* _Try it_:
Please reproduce the entries below exactly, leaving the pictures out.

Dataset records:
════════════════

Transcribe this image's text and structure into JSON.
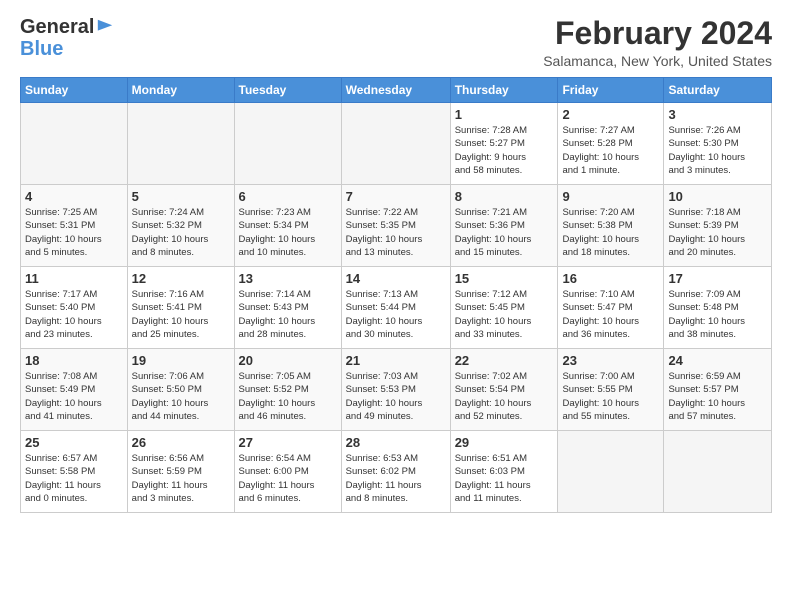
{
  "logo": {
    "line1": "General",
    "line2": "Blue"
  },
  "header": {
    "title": "February 2024",
    "location": "Salamanca, New York, United States"
  },
  "weekdays": [
    "Sunday",
    "Monday",
    "Tuesday",
    "Wednesday",
    "Thursday",
    "Friday",
    "Saturday"
  ],
  "weeks": [
    [
      {
        "day": "",
        "info": ""
      },
      {
        "day": "",
        "info": ""
      },
      {
        "day": "",
        "info": ""
      },
      {
        "day": "",
        "info": ""
      },
      {
        "day": "1",
        "info": "Sunrise: 7:28 AM\nSunset: 5:27 PM\nDaylight: 9 hours\nand 58 minutes."
      },
      {
        "day": "2",
        "info": "Sunrise: 7:27 AM\nSunset: 5:28 PM\nDaylight: 10 hours\nand 1 minute."
      },
      {
        "day": "3",
        "info": "Sunrise: 7:26 AM\nSunset: 5:30 PM\nDaylight: 10 hours\nand 3 minutes."
      }
    ],
    [
      {
        "day": "4",
        "info": "Sunrise: 7:25 AM\nSunset: 5:31 PM\nDaylight: 10 hours\nand 5 minutes."
      },
      {
        "day": "5",
        "info": "Sunrise: 7:24 AM\nSunset: 5:32 PM\nDaylight: 10 hours\nand 8 minutes."
      },
      {
        "day": "6",
        "info": "Sunrise: 7:23 AM\nSunset: 5:34 PM\nDaylight: 10 hours\nand 10 minutes."
      },
      {
        "day": "7",
        "info": "Sunrise: 7:22 AM\nSunset: 5:35 PM\nDaylight: 10 hours\nand 13 minutes."
      },
      {
        "day": "8",
        "info": "Sunrise: 7:21 AM\nSunset: 5:36 PM\nDaylight: 10 hours\nand 15 minutes."
      },
      {
        "day": "9",
        "info": "Sunrise: 7:20 AM\nSunset: 5:38 PM\nDaylight: 10 hours\nand 18 minutes."
      },
      {
        "day": "10",
        "info": "Sunrise: 7:18 AM\nSunset: 5:39 PM\nDaylight: 10 hours\nand 20 minutes."
      }
    ],
    [
      {
        "day": "11",
        "info": "Sunrise: 7:17 AM\nSunset: 5:40 PM\nDaylight: 10 hours\nand 23 minutes."
      },
      {
        "day": "12",
        "info": "Sunrise: 7:16 AM\nSunset: 5:41 PM\nDaylight: 10 hours\nand 25 minutes."
      },
      {
        "day": "13",
        "info": "Sunrise: 7:14 AM\nSunset: 5:43 PM\nDaylight: 10 hours\nand 28 minutes."
      },
      {
        "day": "14",
        "info": "Sunrise: 7:13 AM\nSunset: 5:44 PM\nDaylight: 10 hours\nand 30 minutes."
      },
      {
        "day": "15",
        "info": "Sunrise: 7:12 AM\nSunset: 5:45 PM\nDaylight: 10 hours\nand 33 minutes."
      },
      {
        "day": "16",
        "info": "Sunrise: 7:10 AM\nSunset: 5:47 PM\nDaylight: 10 hours\nand 36 minutes."
      },
      {
        "day": "17",
        "info": "Sunrise: 7:09 AM\nSunset: 5:48 PM\nDaylight: 10 hours\nand 38 minutes."
      }
    ],
    [
      {
        "day": "18",
        "info": "Sunrise: 7:08 AM\nSunset: 5:49 PM\nDaylight: 10 hours\nand 41 minutes."
      },
      {
        "day": "19",
        "info": "Sunrise: 7:06 AM\nSunset: 5:50 PM\nDaylight: 10 hours\nand 44 minutes."
      },
      {
        "day": "20",
        "info": "Sunrise: 7:05 AM\nSunset: 5:52 PM\nDaylight: 10 hours\nand 46 minutes."
      },
      {
        "day": "21",
        "info": "Sunrise: 7:03 AM\nSunset: 5:53 PM\nDaylight: 10 hours\nand 49 minutes."
      },
      {
        "day": "22",
        "info": "Sunrise: 7:02 AM\nSunset: 5:54 PM\nDaylight: 10 hours\nand 52 minutes."
      },
      {
        "day": "23",
        "info": "Sunrise: 7:00 AM\nSunset: 5:55 PM\nDaylight: 10 hours\nand 55 minutes."
      },
      {
        "day": "24",
        "info": "Sunrise: 6:59 AM\nSunset: 5:57 PM\nDaylight: 10 hours\nand 57 minutes."
      }
    ],
    [
      {
        "day": "25",
        "info": "Sunrise: 6:57 AM\nSunset: 5:58 PM\nDaylight: 11 hours\nand 0 minutes."
      },
      {
        "day": "26",
        "info": "Sunrise: 6:56 AM\nSunset: 5:59 PM\nDaylight: 11 hours\nand 3 minutes."
      },
      {
        "day": "27",
        "info": "Sunrise: 6:54 AM\nSunset: 6:00 PM\nDaylight: 11 hours\nand 6 minutes."
      },
      {
        "day": "28",
        "info": "Sunrise: 6:53 AM\nSunset: 6:02 PM\nDaylight: 11 hours\nand 8 minutes."
      },
      {
        "day": "29",
        "info": "Sunrise: 6:51 AM\nSunset: 6:03 PM\nDaylight: 11 hours\nand 11 minutes."
      },
      {
        "day": "",
        "info": ""
      },
      {
        "day": "",
        "info": ""
      }
    ]
  ],
  "colors": {
    "header_bg": "#4a90d9",
    "accent": "#4a90d9"
  }
}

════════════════

* _Written response_:
Transcribe this image's text and structure into JSON.
{
  "logo": {
    "line1": "General",
    "line2": "Blue"
  },
  "header": {
    "title": "February 2024",
    "location": "Salamanca, New York, United States"
  },
  "weekdays": [
    "Sunday",
    "Monday",
    "Tuesday",
    "Wednesday",
    "Thursday",
    "Friday",
    "Saturday"
  ],
  "weeks": [
    [
      {
        "day": "",
        "info": ""
      },
      {
        "day": "",
        "info": ""
      },
      {
        "day": "",
        "info": ""
      },
      {
        "day": "",
        "info": ""
      },
      {
        "day": "1",
        "info": "Sunrise: 7:28 AM\nSunset: 5:27 PM\nDaylight: 9 hours\nand 58 minutes."
      },
      {
        "day": "2",
        "info": "Sunrise: 7:27 AM\nSunset: 5:28 PM\nDaylight: 10 hours\nand 1 minute."
      },
      {
        "day": "3",
        "info": "Sunrise: 7:26 AM\nSunset: 5:30 PM\nDaylight: 10 hours\nand 3 minutes."
      }
    ],
    [
      {
        "day": "4",
        "info": "Sunrise: 7:25 AM\nSunset: 5:31 PM\nDaylight: 10 hours\nand 5 minutes."
      },
      {
        "day": "5",
        "info": "Sunrise: 7:24 AM\nSunset: 5:32 PM\nDaylight: 10 hours\nand 8 minutes."
      },
      {
        "day": "6",
        "info": "Sunrise: 7:23 AM\nSunset: 5:34 PM\nDaylight: 10 hours\nand 10 minutes."
      },
      {
        "day": "7",
        "info": "Sunrise: 7:22 AM\nSunset: 5:35 PM\nDaylight: 10 hours\nand 13 minutes."
      },
      {
        "day": "8",
        "info": "Sunrise: 7:21 AM\nSunset: 5:36 PM\nDaylight: 10 hours\nand 15 minutes."
      },
      {
        "day": "9",
        "info": "Sunrise: 7:20 AM\nSunset: 5:38 PM\nDaylight: 10 hours\nand 18 minutes."
      },
      {
        "day": "10",
        "info": "Sunrise: 7:18 AM\nSunset: 5:39 PM\nDaylight: 10 hours\nand 20 minutes."
      }
    ],
    [
      {
        "day": "11",
        "info": "Sunrise: 7:17 AM\nSunset: 5:40 PM\nDaylight: 10 hours\nand 23 minutes."
      },
      {
        "day": "12",
        "info": "Sunrise: 7:16 AM\nSunset: 5:41 PM\nDaylight: 10 hours\nand 25 minutes."
      },
      {
        "day": "13",
        "info": "Sunrise: 7:14 AM\nSunset: 5:43 PM\nDaylight: 10 hours\nand 28 minutes."
      },
      {
        "day": "14",
        "info": "Sunrise: 7:13 AM\nSunset: 5:44 PM\nDaylight: 10 hours\nand 30 minutes."
      },
      {
        "day": "15",
        "info": "Sunrise: 7:12 AM\nSunset: 5:45 PM\nDaylight: 10 hours\nand 33 minutes."
      },
      {
        "day": "16",
        "info": "Sunrise: 7:10 AM\nSunset: 5:47 PM\nDaylight: 10 hours\nand 36 minutes."
      },
      {
        "day": "17",
        "info": "Sunrise: 7:09 AM\nSunset: 5:48 PM\nDaylight: 10 hours\nand 38 minutes."
      }
    ],
    [
      {
        "day": "18",
        "info": "Sunrise: 7:08 AM\nSunset: 5:49 PM\nDaylight: 10 hours\nand 41 minutes."
      },
      {
        "day": "19",
        "info": "Sunrise: 7:06 AM\nSunset: 5:50 PM\nDaylight: 10 hours\nand 44 minutes."
      },
      {
        "day": "20",
        "info": "Sunrise: 7:05 AM\nSunset: 5:52 PM\nDaylight: 10 hours\nand 46 minutes."
      },
      {
        "day": "21",
        "info": "Sunrise: 7:03 AM\nSunset: 5:53 PM\nDaylight: 10 hours\nand 49 minutes."
      },
      {
        "day": "22",
        "info": "Sunrise: 7:02 AM\nSunset: 5:54 PM\nDaylight: 10 hours\nand 52 minutes."
      },
      {
        "day": "23",
        "info": "Sunrise: 7:00 AM\nSunset: 5:55 PM\nDaylight: 10 hours\nand 55 minutes."
      },
      {
        "day": "24",
        "info": "Sunrise: 6:59 AM\nSunset: 5:57 PM\nDaylight: 10 hours\nand 57 minutes."
      }
    ],
    [
      {
        "day": "25",
        "info": "Sunrise: 6:57 AM\nSunset: 5:58 PM\nDaylight: 11 hours\nand 0 minutes."
      },
      {
        "day": "26",
        "info": "Sunrise: 6:56 AM\nSunset: 5:59 PM\nDaylight: 11 hours\nand 3 minutes."
      },
      {
        "day": "27",
        "info": "Sunrise: 6:54 AM\nSunset: 6:00 PM\nDaylight: 11 hours\nand 6 minutes."
      },
      {
        "day": "28",
        "info": "Sunrise: 6:53 AM\nSunset: 6:02 PM\nDaylight: 11 hours\nand 8 minutes."
      },
      {
        "day": "29",
        "info": "Sunrise: 6:51 AM\nSunset: 6:03 PM\nDaylight: 11 hours\nand 11 minutes."
      },
      {
        "day": "",
        "info": ""
      },
      {
        "day": "",
        "info": ""
      }
    ]
  ],
  "colors": {
    "header_bg": "#4a90d9",
    "accent": "#4a90d9"
  }
}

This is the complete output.